It depends on the low-frequency context. A stand-up bass in a jazz trio can contribute to a soothing chill-out. The rhythmic bass line of your favorite workout jam can provide essential inspiration. But studies show that Low Frequency Intrusion (LFI)—sounds such as cars with giant sub-woofers that rattle the whole neighborhood—causes negative symptoms in unwitting listeners, including anxiety, decreased concentration, elevated blood pressure, increased heart rate, and insomnia. In other words, intrusive, booming bass is anything but music to many ears. But in other parts of the animal kingdom, low-frequency sound provides essential communication.

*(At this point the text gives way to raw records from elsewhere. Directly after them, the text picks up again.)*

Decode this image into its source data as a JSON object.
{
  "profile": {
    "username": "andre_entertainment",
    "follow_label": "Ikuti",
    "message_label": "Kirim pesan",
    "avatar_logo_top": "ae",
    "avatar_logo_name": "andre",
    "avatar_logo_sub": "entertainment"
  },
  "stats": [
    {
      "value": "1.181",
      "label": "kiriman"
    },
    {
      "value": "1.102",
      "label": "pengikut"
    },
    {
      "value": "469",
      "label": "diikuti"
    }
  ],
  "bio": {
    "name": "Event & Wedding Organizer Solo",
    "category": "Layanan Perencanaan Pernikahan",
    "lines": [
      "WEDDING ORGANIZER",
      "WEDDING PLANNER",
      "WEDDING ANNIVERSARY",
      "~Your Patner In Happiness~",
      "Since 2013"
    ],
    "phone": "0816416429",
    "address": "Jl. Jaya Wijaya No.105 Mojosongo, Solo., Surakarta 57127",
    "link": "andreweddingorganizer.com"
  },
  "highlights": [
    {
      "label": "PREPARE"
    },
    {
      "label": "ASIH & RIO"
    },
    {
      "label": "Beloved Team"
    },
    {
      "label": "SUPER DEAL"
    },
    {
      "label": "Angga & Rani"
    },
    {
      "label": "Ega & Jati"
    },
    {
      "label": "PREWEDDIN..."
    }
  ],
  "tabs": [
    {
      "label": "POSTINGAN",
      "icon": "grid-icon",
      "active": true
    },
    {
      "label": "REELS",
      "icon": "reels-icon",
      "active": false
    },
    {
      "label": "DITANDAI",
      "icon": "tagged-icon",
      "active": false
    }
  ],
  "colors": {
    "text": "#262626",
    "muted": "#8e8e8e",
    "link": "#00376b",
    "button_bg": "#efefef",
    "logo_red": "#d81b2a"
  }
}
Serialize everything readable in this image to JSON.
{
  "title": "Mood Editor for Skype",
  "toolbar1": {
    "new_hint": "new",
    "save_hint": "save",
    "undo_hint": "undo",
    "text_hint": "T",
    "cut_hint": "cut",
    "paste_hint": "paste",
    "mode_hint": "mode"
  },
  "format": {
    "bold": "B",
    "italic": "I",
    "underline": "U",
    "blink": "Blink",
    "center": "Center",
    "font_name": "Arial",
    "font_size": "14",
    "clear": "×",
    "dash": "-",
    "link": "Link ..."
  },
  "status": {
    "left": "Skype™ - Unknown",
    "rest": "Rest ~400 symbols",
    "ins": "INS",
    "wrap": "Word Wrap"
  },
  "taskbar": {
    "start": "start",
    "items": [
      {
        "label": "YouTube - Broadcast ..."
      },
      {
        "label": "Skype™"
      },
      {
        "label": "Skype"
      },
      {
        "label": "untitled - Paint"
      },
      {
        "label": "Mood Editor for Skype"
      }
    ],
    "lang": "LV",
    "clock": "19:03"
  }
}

Some whales use ultra-low notes in their “songs” to keep in touch with each other over great distances because long, low-amplitude sound waves hold their sonic integrity better over large distances in water. So, don’t be surprised if see a blue whale hanging out near the PA at your next rock concert—they’re all about that bass…and krill.
Boombox Touch Speaker | $40